When we think about have an internalized mother, our thoughts usually stray to images of a kind smile, a warm hug, feeling safe, and being loved. Depending on the culture, you may remember your mom serving thanksgiving dinner, strutting tomato sauce, of frying chicken, those of us who are less fortunate may have images of enraged behaviour. Endless criticism. Or a mother passed out on the couch after long day of drinking. These conscious autobiographical memories are but one layer of an internalised mother. Another level, deeper and just as meaningful, is how these early experiences shaped the neurobiological processes of our brains.

We have learned a great deal by exploring how the behaviour of mama rats influences the brains of their pups. The conversation of structures and functions during evolution provides us with a good animal model of the effects of maternal behaviour on the brain. Although this research has yet to be done with humans, the behavioural and neurobiological parallels between rats and humans are striking, making rats very helpful in understanding the interpersonal aspects of neurobiology.
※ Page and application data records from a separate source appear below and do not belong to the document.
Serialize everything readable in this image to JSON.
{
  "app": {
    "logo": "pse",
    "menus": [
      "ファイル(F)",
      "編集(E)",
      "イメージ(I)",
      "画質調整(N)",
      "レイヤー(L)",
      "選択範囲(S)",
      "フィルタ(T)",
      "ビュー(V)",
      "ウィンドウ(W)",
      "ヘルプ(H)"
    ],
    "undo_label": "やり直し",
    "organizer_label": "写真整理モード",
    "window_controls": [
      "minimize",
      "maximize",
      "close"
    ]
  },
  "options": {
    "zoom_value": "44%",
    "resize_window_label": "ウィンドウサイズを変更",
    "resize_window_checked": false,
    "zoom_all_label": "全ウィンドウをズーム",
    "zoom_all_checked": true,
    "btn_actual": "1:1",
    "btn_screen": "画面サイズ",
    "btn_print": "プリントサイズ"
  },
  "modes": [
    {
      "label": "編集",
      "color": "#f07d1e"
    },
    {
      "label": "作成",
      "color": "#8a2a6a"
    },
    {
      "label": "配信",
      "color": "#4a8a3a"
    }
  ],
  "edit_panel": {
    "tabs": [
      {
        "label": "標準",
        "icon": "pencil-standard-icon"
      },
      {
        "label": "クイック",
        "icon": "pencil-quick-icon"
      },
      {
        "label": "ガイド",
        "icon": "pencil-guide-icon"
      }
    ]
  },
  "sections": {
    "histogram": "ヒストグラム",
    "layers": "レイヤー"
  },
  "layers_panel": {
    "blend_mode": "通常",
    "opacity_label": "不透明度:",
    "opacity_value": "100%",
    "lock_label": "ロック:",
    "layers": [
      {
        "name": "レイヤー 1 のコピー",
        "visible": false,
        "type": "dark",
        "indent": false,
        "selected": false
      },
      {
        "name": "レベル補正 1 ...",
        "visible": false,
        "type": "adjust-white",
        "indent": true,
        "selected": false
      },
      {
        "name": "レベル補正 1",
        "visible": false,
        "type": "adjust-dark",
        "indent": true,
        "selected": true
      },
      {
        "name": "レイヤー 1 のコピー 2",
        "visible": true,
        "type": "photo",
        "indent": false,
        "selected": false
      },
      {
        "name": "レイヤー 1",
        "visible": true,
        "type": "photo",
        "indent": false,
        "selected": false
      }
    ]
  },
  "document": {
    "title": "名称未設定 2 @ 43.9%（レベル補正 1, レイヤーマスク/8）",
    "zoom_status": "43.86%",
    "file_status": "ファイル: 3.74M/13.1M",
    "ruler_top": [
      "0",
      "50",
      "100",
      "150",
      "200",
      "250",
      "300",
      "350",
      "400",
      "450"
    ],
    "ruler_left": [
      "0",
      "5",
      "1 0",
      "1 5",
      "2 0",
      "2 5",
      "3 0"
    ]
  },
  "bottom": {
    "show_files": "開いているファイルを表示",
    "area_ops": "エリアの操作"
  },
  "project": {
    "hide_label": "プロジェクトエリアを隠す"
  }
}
We also explore network of the human brain that rely on similar shaping during early experience, as well as some other ways in which epigenetic factors may impact everything from the timing of menopause to human longevity.